That state system, which former Gov. Rick Snyder signed into law in late December, halted efforts that had already been underway by district and charter leaders to create an A-F system that takes the specific issues facing Detroit schools into account. That local system had been mandated by a 2016 law and only applied to the city.

Vitti’s announcement comes as state education officials from the Michigan Department of Education have raised concerns that the A-F system OK’d by lawmakers violates federal education law and could potentially cost the state federal money.

Vitti laid out a plan to first lobby new state leaders, including Gov. Gretchen Whitmer and the Republican leaders of the House and Senate, to allow for local grade systems.

If successful, Vitti said, that system that had been in the works would be adopted for district and charter schools.

If unsuccessful, Vitti said, the district would go it alone, without charter schools.

“We need to start thinking about our own approach to school accountability,” Vitti said.

The Community Education Commission created the letter grading system and worked for months with district and charter leaders to design a plan that would be specific to Detroit schools. The topic didn’t come up at a commission meeting Monday night until a member of the public urged the commission to move ahead with the local system and one member of the commission agreed. A commission official earlier in the day said they were still exploring how to move forward in light of the statewide system.

The city’s plan was for schools to be rewarded heavily for the amount of improvement seen in test scores. That’s important in a high-poverty community like Detroit, where most of the schools are struggling. City schools also struggle with enrollment instability.

Vitti said the statewide system “doesn’t provide much clarity on individual school performance,” because it will issue a handful of letter grades. Those letter grades will be based on the number of students proficient in reading and math on state exams, the number of students who show an adequate amount of improvement in reading and math on state exams, the number of students still learning English who show improvement in learning the language, graduation rates for high schools, and the overall academic performance of a school and how it compares to other schools in the state with similar demographics.

The Detroit system would issue a single letter grade. Vitti said a system that issues as many grades as the state system would make it “hard to distinguish one school from another.”

Board President Iris Taylor said she would support such a plan by the district, saying “it’s critical if we’re going to achieve the objectives we have laid out in the strategic plan.”

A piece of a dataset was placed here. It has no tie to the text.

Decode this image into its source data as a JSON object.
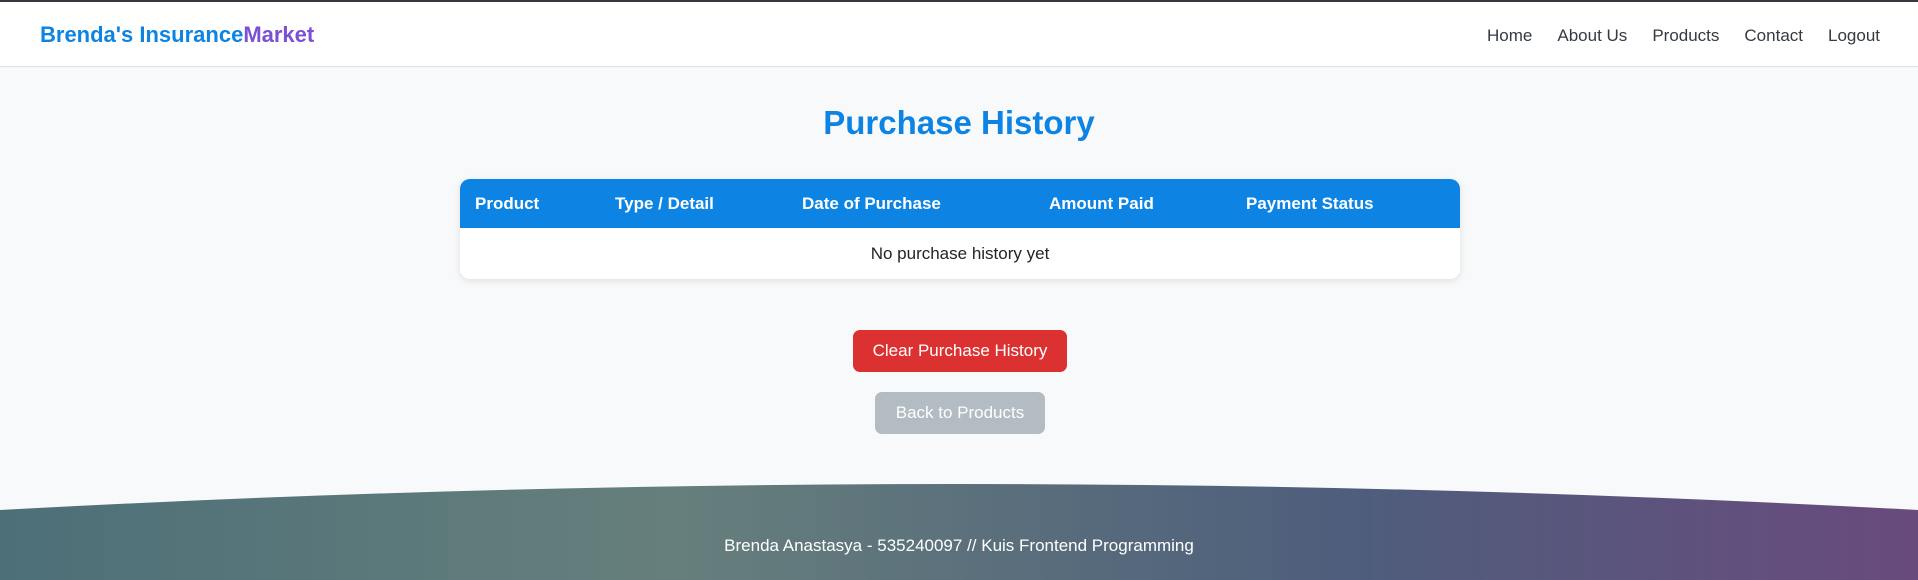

Board member Sonya Mays said one of the advantages of a statewide system is that it allows “parents to better evaluate from school to school, across districts.”

She said it’s important not to lose sight of the fact that the future of the district is to draw back 32,000 students who live in Detroit but opt to go to schools outside the city.